BEGIN The data
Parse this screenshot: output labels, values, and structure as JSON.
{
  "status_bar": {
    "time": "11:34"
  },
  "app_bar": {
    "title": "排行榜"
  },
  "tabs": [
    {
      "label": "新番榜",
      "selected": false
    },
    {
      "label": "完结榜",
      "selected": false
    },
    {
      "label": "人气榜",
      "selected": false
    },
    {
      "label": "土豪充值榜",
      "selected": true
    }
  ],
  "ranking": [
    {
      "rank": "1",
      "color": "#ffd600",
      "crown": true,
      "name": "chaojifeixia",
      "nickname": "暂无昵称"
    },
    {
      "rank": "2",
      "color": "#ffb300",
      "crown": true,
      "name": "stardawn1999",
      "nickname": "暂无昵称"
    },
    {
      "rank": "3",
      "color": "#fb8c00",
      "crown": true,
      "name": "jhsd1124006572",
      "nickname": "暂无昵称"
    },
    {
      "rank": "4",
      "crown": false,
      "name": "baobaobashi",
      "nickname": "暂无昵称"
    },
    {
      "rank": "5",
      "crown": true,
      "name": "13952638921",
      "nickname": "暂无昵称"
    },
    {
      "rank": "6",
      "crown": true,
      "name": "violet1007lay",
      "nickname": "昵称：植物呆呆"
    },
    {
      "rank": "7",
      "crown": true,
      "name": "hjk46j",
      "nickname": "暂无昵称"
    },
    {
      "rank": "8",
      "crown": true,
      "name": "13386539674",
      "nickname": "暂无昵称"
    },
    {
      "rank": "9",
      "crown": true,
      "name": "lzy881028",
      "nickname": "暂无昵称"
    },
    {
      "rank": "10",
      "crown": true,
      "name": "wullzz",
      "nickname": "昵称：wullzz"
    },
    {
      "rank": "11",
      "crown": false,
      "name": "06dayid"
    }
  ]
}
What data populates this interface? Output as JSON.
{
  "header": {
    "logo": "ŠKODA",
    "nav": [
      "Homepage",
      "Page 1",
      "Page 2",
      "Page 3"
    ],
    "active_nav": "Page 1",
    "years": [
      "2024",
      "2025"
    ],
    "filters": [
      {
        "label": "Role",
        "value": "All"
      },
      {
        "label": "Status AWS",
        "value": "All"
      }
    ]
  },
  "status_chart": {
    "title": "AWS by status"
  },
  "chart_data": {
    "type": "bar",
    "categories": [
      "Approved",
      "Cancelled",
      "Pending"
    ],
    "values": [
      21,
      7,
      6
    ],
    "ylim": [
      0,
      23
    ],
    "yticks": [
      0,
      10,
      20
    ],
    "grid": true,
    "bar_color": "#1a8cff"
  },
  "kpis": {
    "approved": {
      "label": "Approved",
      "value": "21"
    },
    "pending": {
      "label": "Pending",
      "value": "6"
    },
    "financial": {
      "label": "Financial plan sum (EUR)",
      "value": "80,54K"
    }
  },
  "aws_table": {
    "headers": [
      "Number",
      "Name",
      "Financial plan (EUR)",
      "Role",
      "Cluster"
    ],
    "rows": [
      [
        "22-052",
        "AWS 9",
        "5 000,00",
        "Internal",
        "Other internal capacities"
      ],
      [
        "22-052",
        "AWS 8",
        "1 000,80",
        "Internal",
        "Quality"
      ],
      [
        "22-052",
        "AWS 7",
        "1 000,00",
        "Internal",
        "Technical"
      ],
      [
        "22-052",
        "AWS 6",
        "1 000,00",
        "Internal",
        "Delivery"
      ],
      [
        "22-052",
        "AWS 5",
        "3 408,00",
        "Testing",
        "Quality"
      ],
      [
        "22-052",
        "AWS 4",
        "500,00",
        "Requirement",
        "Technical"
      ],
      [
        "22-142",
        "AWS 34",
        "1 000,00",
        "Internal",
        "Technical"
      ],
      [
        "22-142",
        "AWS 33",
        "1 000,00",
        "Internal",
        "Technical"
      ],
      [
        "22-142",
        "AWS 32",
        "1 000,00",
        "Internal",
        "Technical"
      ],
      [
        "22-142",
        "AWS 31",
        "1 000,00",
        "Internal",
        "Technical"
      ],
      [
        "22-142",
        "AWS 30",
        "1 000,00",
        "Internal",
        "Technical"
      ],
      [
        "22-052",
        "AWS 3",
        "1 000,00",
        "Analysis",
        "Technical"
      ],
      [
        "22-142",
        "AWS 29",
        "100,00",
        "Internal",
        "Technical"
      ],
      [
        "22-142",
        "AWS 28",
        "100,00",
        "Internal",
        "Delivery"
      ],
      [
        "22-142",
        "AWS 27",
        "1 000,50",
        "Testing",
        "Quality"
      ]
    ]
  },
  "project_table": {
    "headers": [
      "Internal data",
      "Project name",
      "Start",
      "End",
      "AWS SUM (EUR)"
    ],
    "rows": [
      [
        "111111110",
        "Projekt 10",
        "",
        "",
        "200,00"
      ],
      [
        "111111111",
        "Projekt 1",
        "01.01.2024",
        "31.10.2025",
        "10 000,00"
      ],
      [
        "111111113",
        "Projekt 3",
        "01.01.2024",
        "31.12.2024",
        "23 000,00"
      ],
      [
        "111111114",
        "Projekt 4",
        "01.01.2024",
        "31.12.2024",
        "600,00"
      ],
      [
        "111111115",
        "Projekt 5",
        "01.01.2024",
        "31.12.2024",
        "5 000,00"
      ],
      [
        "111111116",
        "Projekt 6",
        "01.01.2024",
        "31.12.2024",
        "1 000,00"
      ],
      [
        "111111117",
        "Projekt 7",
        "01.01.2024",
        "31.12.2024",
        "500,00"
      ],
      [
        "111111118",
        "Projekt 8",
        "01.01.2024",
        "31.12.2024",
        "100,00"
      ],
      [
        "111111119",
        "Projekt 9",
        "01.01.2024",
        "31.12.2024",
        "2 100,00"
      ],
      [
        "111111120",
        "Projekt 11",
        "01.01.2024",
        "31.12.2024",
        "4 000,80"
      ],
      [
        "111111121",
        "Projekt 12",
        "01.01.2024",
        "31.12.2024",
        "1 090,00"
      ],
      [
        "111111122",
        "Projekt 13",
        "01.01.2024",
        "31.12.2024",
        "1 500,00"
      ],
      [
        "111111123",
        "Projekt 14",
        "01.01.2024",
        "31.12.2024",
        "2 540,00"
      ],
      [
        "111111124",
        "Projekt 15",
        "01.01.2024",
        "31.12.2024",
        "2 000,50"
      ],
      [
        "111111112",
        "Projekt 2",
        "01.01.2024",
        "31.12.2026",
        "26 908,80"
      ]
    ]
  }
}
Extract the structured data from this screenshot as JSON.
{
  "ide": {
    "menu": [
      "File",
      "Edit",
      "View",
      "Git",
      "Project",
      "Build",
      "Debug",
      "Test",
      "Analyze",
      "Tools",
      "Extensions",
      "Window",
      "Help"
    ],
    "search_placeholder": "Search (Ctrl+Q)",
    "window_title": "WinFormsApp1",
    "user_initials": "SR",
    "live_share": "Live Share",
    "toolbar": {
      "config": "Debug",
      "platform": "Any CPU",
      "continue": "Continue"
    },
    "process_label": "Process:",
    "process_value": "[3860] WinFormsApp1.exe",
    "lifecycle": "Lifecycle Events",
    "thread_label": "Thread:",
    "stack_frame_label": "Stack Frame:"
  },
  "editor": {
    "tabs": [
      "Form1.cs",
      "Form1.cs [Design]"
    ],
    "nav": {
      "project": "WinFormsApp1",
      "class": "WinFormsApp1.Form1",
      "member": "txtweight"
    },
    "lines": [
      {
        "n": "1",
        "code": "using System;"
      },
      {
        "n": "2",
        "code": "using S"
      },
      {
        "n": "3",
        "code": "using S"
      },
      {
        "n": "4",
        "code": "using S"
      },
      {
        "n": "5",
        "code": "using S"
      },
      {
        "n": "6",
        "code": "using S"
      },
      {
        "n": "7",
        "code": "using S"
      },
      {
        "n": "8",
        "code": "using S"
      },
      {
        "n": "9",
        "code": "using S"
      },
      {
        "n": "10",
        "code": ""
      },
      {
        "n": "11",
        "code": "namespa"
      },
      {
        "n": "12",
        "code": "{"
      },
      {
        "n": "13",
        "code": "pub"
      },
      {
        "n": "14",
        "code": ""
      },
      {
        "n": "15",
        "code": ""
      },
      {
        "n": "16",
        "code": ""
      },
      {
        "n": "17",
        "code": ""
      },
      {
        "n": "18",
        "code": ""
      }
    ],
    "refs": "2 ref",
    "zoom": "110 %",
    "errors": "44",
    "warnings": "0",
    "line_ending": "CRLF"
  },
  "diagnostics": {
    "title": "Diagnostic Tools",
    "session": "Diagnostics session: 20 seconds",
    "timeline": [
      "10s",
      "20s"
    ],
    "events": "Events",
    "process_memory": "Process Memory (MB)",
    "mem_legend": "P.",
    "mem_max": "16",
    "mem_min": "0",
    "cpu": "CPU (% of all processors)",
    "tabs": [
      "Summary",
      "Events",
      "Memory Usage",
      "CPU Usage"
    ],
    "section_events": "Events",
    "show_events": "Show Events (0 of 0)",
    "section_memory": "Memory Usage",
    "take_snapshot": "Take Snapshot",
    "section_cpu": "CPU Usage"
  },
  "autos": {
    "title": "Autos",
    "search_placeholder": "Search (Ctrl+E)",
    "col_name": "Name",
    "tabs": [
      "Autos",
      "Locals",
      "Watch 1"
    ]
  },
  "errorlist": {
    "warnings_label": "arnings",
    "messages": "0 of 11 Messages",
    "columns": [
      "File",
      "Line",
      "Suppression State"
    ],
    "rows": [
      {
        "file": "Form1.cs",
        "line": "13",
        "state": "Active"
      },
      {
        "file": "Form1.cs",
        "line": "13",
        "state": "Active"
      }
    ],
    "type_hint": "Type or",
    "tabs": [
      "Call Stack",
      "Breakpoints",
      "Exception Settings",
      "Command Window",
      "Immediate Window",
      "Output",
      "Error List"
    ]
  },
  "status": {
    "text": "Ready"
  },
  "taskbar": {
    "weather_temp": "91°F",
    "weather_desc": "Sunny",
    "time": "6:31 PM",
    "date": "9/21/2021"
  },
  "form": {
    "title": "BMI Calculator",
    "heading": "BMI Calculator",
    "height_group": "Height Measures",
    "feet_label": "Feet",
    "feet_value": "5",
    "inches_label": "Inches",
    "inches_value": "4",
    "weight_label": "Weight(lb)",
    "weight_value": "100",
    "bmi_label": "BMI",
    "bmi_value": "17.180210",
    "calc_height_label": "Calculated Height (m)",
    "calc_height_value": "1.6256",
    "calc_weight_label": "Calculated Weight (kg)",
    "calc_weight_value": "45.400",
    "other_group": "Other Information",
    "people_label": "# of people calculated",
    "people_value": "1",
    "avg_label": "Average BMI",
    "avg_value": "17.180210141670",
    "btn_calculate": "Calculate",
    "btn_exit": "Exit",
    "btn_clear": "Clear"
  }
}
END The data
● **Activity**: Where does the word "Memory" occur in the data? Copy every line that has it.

● **Output for this task**:
    "process_memory": "Process Memory (MB)",
      "Memory Usage",
    "section_memory": "Memory Usage",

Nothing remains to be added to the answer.